The COVID-19 pandemic and months-long lockdown prompted several states to rearrange their academic curriculum and cancel final-year college and university examinations, deciding instead to award degrees to students through internal assessments and other evaluation mechanisms such as calculating the average of marks obtained in tests/semesters held before the coronavirus outbreak. Difficult times, desperate measures? Perhaps. But such unconventional graduations—a “corona degree”—may have serious downsides. Like, a post-Covid graduate’s certificate would mention that his final marks were averaged out. Effectively meaning he didn’t take the final exam. So, in such a scenario, how much weight would such a degree carry at a future job interview? Besides, is such a degree legal?
Outlook asked Bhushan Patwardhan, vice chairman of the University Grants Commission (UGC), for an answer. “It may appear as the best way of awarding degrees today as it’s an easy route, but it will put the future of students at stake. Mark-sheets and transcripts have to be issued, mentioning that average marking was done. And, the degrees awarded to students in such a manner will always be known as ‘corona degree’ for the rest of their life,” he says.
For its part, the UGC is not in favour of cancelling exams and awarding degrees through average scores from past semesters. It issued a directive on July 8 that mandates all universities to conduct final-year examinations by the end of September, either offline (pen and paper), online, or blended (online plus offline). What could have driven the UGC to such a decision? A plausible reason could be that a degree without an exam could undermine a student’s “professional credibility”—especially the bright ones. Former UGC chairman Ved Prakash says as much. “If a degree is awarded with average marking, a student who has been toiling hard to improve his performance, scores and grading will be deprived (of a fair assessment),” he explains.
Authorities also need to look at aspects such as legality—whether the decision to award degrees without examination is legally tenable or not. Prakash asks: “What if a student challenges the average-marking formula in court and claims that it destroyed his future? What if he says he would have got much better scores and grades if final-year examinations were conducted?”

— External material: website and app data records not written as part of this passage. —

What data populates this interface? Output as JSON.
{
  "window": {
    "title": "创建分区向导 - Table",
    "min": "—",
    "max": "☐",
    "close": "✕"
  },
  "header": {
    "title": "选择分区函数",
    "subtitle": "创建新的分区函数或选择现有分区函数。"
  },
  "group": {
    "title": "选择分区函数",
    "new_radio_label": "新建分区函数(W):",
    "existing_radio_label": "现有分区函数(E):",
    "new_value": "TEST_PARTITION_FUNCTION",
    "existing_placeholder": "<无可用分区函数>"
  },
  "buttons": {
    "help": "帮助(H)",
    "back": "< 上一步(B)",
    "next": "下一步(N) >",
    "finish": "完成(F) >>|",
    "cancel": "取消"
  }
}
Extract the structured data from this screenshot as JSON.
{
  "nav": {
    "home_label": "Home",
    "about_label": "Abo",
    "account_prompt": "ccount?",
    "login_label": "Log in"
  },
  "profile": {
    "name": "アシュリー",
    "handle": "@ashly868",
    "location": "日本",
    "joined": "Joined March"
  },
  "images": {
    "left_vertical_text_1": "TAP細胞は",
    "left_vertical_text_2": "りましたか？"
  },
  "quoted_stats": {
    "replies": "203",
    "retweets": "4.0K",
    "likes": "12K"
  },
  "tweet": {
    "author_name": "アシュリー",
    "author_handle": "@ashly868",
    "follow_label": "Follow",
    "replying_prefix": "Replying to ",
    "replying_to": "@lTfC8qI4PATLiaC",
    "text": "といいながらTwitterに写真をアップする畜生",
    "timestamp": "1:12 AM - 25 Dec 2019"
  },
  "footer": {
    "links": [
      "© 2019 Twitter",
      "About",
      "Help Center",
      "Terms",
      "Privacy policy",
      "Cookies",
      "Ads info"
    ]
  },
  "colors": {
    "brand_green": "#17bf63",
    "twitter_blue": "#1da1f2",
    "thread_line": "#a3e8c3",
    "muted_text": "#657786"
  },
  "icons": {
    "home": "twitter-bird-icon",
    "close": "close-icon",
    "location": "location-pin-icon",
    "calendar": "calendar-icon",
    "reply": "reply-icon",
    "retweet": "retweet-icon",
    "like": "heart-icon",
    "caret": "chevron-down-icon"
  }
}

The debate over cancelling exams and awarding degrees came to the fore after the Delhi government’s decision on Saturday, which was against the UGC directive. Deputy CM Manish Sisodia announced that all eight universities under the Delhi government’s jurisdiction will not hold examinations in view of the COVID-19 pandemic. The universities were directed to promote their students to the next semester based on their past performance or any other assessment, and award degrees to final-year students based on similar internal assessment without a written examination.
The decision does not apply to Delhi University, JNU and other central universities in the national capital. The Delhi government institutions are Ambedkar University, Delhi Pharmaceutical Sciences and Research University, Delhi Technological University, Guru Gobind Singh Indraprastha Vishwavidyalaya, Indira Gandhi Delhi Technical University for Women, Indraprastha Institute of Information Technology, National Law University and Netaji Subhas University of Technology.
Earlier, Maharashtra, Punjab, Haryana, Rajasthan, Madhya Pradesh, Kerala and West Bengal had decided to cancel final-year examinations in their universities because of the academic disruptions caused by the pandemic. But most of them later indicated that would review their decision after the UGC issued its directive on July 8. The Maharashtra government, however, remained firm on its decision, saying it was not possible for it to conduct examinations. This prompted Dhananjay Kulkarni, a retired teacher in Pune, to file a PIL against the state government’s decision in the Bombay High Court.
In Delhi, which is one of worst-hit in terms of Covid, chief minister Arvind Kejriwal wrote to Prime Minister Narendra Modi and requested him to ensure that the examinations in universities across the country are canceled “in the larger interest of the students”. With the Delhi government refusing to abide by the UGC directive and Kejriwal writing to the PM, West Bengal chief minister Mamata Banerjee and her Punjab counterpart Captain Amarinder Singh have also joined the chorus against holding examinations till the pandemic wears down. Both Banerjee and Singh have urged PM to review the UGC’s directive.
The UGC is in no mood to change its stand. “I have not gone into its legal aspects but even if they (state governments) are using their powers under the national disaster management act to cancel the examinations, they should take decisions keeping the students’ interest in mind,” UGC vice chairman Patwardhan says. Clause 6.1 of the UGC (Minimum Standards of Instruction for the Grant of the First Degree through Formal Education) Regulations, 2003, stipulates that universities “shall" adopt the guidelines issued by the UGC and other statutory bodies concerned from time to time in respect of conduct of examinations. “The UGC stands by its guidelines. It is also monitoring the (Covid) situation to ensure students don’t lose out,” Patwardhan says.